[Records from a data source]
_ _ _ _

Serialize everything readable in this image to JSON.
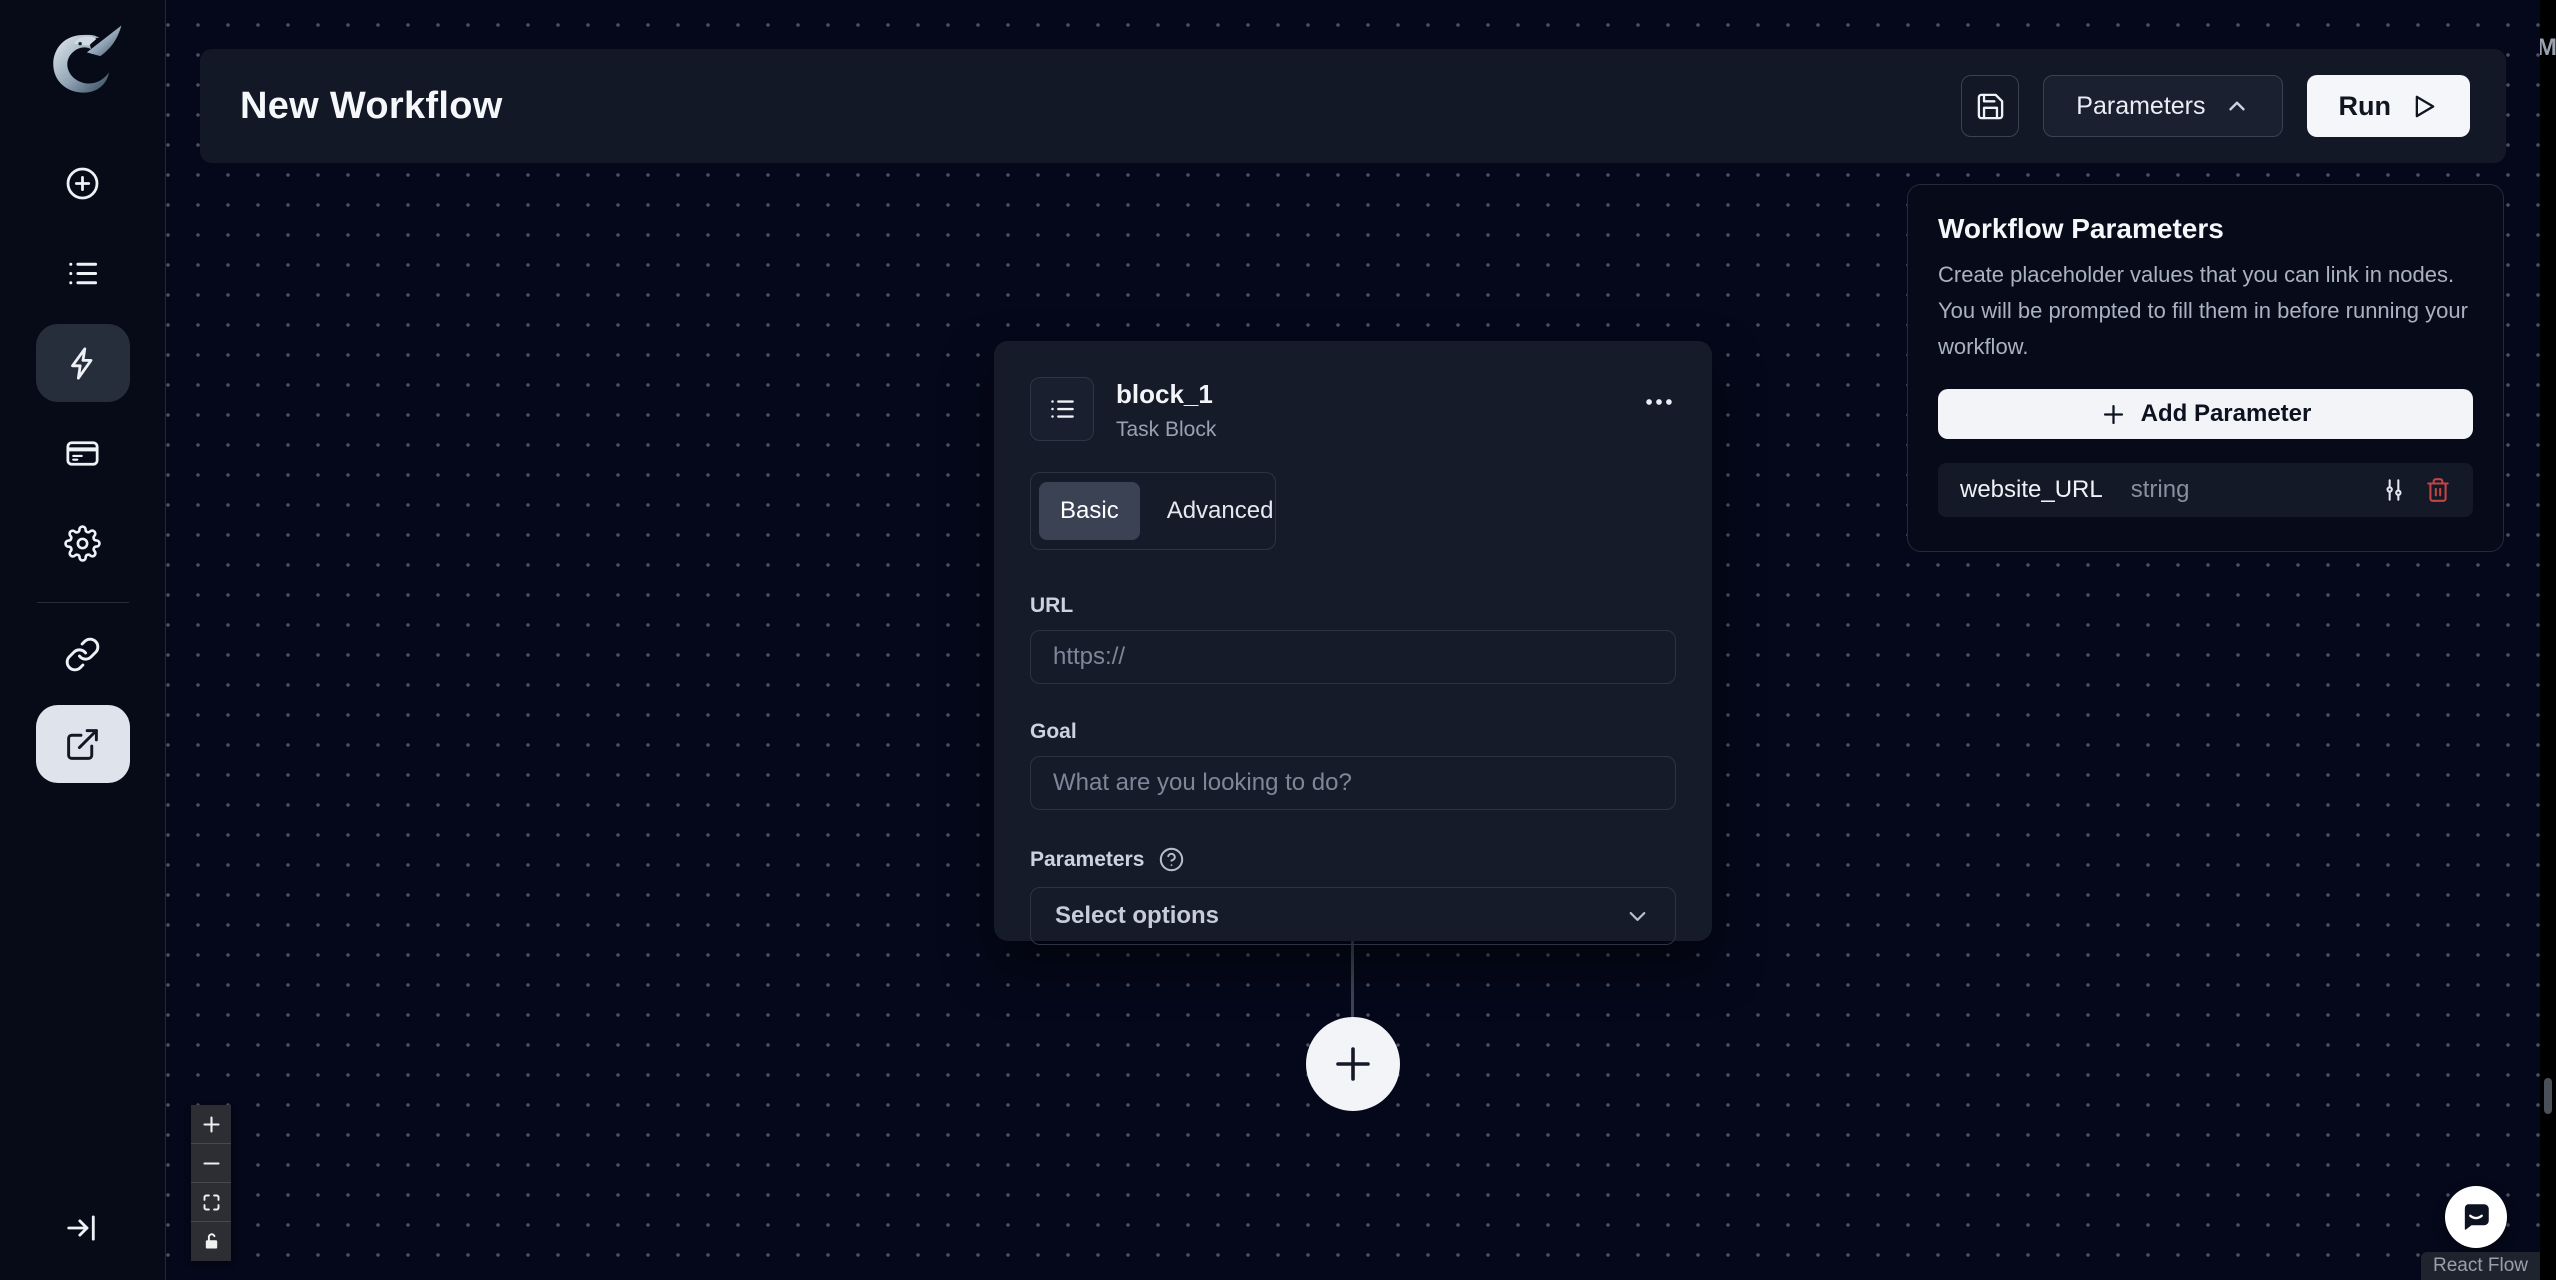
{
  "header": {
    "title": "New Workflow",
    "save_icon": "save-icon",
    "parameters_label": "Parameters",
    "parameters_icon": "chevron-up-icon",
    "run_label": "Run",
    "run_icon": "play-icon"
  },
  "sidebar": {
    "logo": "skyvern-dragon-logo",
    "nav": [
      {
        "name": "create",
        "icon": "plus-circle-icon",
        "active": false
      },
      {
        "name": "tasks",
        "icon": "list-icon",
        "active": false
      },
      {
        "name": "workflows",
        "icon": "lightning-icon",
        "active": true
      },
      {
        "name": "billing",
        "icon": "credit-card-icon",
        "active": false
      },
      {
        "name": "settings",
        "icon": "gear-icon",
        "active": false
      },
      {
        "name": "integrations",
        "icon": "link-icon",
        "active": false
      },
      {
        "name": "share",
        "icon": "external-link-icon",
        "active": true
      }
    ],
    "collapse_icon": "collapse-sidebar-icon"
  },
  "block": {
    "icon": "task-list-icon",
    "title": "block_1",
    "subtitle": "Task Block",
    "menu_icon": "ellipsis-icon",
    "tabs": [
      "Basic",
      "Advanced"
    ],
    "active_tab": "Basic",
    "url_label": "URL",
    "url_placeholder": "https://",
    "url_value": "",
    "goal_label": "Goal",
    "goal_placeholder": "What are you looking to do?",
    "goal_value": "",
    "parameters_label": "Parameters",
    "parameters_help_icon": "help-circle-icon",
    "select_placeholder": "Select options",
    "select_icon": "chevron-down-icon"
  },
  "canvas": {
    "add_node_icon": "plus-icon",
    "attribution": "React Flow",
    "zoom_controls": [
      "zoom-in-icon",
      "zoom-out-icon",
      "fit-view-icon",
      "unlock-icon"
    ]
  },
  "parameters_panel": {
    "title": "Workflow Parameters",
    "description": "Create placeholder values that you can link in nodes. You will be prompted to fill them in before running your workflow.",
    "add_label": "Add Parameter",
    "add_icon": "plus-icon",
    "rows": [
      {
        "name": "website_URL",
        "type": "string",
        "icons": [
          "sliders-icon",
          "trash-icon"
        ]
      }
    ]
  },
  "messenger": {
    "icon": "chat-bubble-icon"
  },
  "strip": {
    "clipped_text": "M"
  },
  "colors": {
    "canvas_bg": "#05081a",
    "header_bg": "#131826",
    "card_bg": "#161b2a",
    "active_nav_dark": "#262d3b",
    "active_nav_light": "#dfe4ec",
    "active_tab": "#3a4253",
    "light_button": "#f4f6f9",
    "danger": "#c04545",
    "border": "#2c3444"
  }
}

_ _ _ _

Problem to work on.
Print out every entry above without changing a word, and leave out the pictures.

Result.
Serialize everything readable in this image to JSON.
{
  "header": {
    "title": "New Workflow",
    "save_icon": "save-icon",
    "parameters_label": "Parameters",
    "parameters_icon": "chevron-up-icon",
    "run_label": "Run",
    "run_icon": "play-icon"
  },
  "sidebar": {
    "logo": "skyvern-dragon-logo",
    "nav": [
      {
        "name": "create",
        "icon": "plus-circle-icon",
        "active": false
      },
      {
        "name": "tasks",
        "icon": "list-icon",
        "active": false
      },
      {
        "name": "workflows",
        "icon": "lightning-icon",
        "active": true
      },
      {
        "name": "billing",
        "icon": "credit-card-icon",
        "active": false
      },
      {
        "name": "settings",
        "icon": "gear-icon",
        "active": false
      },
      {
        "name": "integrations",
        "icon": "link-icon",
        "active": false
      },
      {
        "name": "share",
        "icon": "external-link-icon",
        "active": true
      }
    ],
    "collapse_icon": "collapse-sidebar-icon"
  },
  "block": {
    "icon": "task-list-icon",
    "title": "block_1",
    "subtitle": "Task Block",
    "menu_icon": "ellipsis-icon",
    "tabs": [
      "Basic",
      "Advanced"
    ],
    "active_tab": "Basic",
    "url_label": "URL",
    "url_placeholder": "https://",
    "url_value": "",
    "goal_label": "Goal",
    "goal_placeholder": "What are you looking to do?",
    "goal_value": "",
    "parameters_label": "Parameters",
    "parameters_help_icon": "help-circle-icon",
    "select_placeholder": "Select options",
    "select_icon": "chevron-down-icon"
  },
  "canvas": {
    "add_node_icon": "plus-icon",
    "attribution": "React Flow",
    "zoom_controls": [
      "zoom-in-icon",
      "zoom-out-icon",
      "fit-view-icon",
      "unlock-icon"
    ]
  },
  "parameters_panel": {
    "title": "Workflow Parameters",
    "description": "Create placeholder values that you can link in nodes. You will be prompted to fill them in before running your workflow.",
    "add_label": "Add Parameter",
    "add_icon": "plus-icon",
    "rows": [
      {
        "name": "website_URL",
        "type": "string",
        "icons": [
          "sliders-icon",
          "trash-icon"
        ]
      }
    ]
  },
  "messenger": {
    "icon": "chat-bubble-icon"
  },
  "strip": {
    "clipped_text": "M"
  },
  "colors": {
    "canvas_bg": "#05081a",
    "header_bg": "#131826",
    "card_bg": "#161b2a",
    "active_nav_dark": "#262d3b",
    "active_nav_light": "#dfe4ec",
    "active_tab": "#3a4253",
    "light_button": "#f4f6f9",
    "danger": "#c04545",
    "border": "#2c3444"
  }
}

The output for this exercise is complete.